Every year data is released to the public on the amount of capital flowing to start-ups. This year was no different. There are numerous articles on the level of VC funding thanks to CB insights and companies like Pitchbook and Mattermark.
However, we need to put into perspective that venture capital funding is not the primary source of funding for early stage companies in the US.
According to the Gallup-Wells Fargo Small Business Index of March 2014, 356 of the 435 small business owners surveyed (82%) used personal savings to finance their companies. Other forms of funding included acquiring loans (38%), help from friends and family (30%), and credit cards (31%). While raising money through crowdfunding on a rewards basis grew by 524% CAGR in 2014, only 3% of companies indicated this as a funding source.

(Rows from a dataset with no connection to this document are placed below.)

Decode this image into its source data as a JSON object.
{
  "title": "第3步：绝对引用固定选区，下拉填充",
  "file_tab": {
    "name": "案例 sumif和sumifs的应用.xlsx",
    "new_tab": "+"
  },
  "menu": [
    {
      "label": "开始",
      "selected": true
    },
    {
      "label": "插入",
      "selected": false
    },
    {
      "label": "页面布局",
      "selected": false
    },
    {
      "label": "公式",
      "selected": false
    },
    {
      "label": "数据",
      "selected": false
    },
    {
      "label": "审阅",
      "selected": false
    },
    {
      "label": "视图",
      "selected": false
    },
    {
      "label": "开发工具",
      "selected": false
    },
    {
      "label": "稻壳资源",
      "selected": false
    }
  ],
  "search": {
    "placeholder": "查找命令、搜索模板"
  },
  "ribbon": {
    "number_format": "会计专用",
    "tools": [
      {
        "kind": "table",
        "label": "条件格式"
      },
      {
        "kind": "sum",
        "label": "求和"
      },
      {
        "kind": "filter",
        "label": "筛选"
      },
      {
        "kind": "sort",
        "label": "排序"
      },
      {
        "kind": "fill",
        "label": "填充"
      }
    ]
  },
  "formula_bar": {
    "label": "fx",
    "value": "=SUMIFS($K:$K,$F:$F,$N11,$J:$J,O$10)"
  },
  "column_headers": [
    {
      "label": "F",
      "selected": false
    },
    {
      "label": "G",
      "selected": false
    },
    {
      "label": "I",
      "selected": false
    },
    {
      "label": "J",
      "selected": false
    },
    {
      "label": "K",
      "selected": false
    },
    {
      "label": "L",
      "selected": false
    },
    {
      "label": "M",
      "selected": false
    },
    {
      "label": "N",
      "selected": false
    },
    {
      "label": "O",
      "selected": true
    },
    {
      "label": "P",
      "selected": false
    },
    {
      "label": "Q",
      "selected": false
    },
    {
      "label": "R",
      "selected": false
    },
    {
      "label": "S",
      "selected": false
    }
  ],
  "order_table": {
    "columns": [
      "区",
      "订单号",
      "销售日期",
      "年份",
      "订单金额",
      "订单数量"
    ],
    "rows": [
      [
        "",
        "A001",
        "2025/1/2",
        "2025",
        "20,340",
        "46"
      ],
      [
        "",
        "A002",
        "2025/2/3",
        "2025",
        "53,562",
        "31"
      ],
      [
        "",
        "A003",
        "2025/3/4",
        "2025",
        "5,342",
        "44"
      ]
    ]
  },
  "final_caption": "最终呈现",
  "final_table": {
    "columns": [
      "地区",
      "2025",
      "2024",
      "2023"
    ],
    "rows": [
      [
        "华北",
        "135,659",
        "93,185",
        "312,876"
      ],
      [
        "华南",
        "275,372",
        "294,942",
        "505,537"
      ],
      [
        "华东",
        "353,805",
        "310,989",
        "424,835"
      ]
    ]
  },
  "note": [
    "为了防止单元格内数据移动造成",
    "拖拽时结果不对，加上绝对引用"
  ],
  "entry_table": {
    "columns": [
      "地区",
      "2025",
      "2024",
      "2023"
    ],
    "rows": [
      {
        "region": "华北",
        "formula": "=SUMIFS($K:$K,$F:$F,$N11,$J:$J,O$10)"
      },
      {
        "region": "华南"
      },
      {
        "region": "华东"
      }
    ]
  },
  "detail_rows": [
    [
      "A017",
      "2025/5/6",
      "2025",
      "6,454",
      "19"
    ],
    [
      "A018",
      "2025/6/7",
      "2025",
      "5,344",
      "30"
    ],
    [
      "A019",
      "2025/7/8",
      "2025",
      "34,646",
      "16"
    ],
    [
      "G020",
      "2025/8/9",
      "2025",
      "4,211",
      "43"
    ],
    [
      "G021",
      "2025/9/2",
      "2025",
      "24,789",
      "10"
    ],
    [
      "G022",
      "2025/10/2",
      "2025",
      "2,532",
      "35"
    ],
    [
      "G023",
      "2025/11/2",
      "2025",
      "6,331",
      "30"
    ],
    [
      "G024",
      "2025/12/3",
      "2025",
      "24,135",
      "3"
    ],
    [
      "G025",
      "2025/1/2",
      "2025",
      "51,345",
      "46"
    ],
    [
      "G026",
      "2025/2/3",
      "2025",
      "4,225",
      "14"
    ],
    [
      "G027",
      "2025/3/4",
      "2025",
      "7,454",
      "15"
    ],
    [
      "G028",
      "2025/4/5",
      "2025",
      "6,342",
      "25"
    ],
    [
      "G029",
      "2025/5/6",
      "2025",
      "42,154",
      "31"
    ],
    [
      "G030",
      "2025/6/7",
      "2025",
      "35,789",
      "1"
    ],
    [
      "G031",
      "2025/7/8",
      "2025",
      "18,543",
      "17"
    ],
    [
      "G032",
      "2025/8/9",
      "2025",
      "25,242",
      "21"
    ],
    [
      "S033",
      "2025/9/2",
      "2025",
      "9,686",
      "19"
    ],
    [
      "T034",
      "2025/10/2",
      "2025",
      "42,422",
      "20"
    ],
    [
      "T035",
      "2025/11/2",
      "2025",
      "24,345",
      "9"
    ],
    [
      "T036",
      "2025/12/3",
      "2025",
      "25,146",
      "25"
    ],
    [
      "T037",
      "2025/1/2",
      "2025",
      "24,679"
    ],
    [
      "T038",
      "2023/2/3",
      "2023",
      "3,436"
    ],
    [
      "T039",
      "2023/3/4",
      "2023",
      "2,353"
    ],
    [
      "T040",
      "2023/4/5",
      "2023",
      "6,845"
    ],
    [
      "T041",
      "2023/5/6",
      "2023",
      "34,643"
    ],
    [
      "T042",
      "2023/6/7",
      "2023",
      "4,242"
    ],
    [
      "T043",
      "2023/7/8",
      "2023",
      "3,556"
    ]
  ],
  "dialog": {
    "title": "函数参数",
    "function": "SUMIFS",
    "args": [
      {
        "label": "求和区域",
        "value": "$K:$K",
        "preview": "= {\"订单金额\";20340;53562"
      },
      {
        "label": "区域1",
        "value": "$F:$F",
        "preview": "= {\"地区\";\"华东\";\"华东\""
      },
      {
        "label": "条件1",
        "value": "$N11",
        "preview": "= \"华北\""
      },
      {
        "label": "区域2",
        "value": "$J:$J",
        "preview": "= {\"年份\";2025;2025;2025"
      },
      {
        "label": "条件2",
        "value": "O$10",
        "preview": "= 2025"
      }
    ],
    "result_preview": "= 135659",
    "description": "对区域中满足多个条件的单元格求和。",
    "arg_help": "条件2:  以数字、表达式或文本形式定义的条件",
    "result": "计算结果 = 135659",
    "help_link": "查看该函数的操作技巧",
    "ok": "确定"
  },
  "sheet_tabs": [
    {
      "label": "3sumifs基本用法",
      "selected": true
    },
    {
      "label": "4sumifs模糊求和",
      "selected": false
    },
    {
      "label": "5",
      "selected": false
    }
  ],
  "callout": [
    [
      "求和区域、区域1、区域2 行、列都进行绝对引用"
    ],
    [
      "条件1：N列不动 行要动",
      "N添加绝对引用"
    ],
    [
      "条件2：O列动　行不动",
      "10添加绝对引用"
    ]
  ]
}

Small Business Trends cites that only 1% of early stage companies raise money through venture capital. This means that all the other companies out there find other sources of capital. The use of personal savings and credit cards is another way entrepreneurs fund their companies. These two ways to raise money showed huge growth in the last several years. There are strong reasons entrepreneurs may or may not want to fund your company from your own resources. When raising capital, consider all the options. Decide if you want to give away equity and assess your chances of success based on the strength of your business model and revenues. Also, consider crowdfunding to test your product and to get those first orders. Entrepreneurs might have a much better chance at setting themselves up for success with a crowdfunding campaign than chasing after venture capital funding.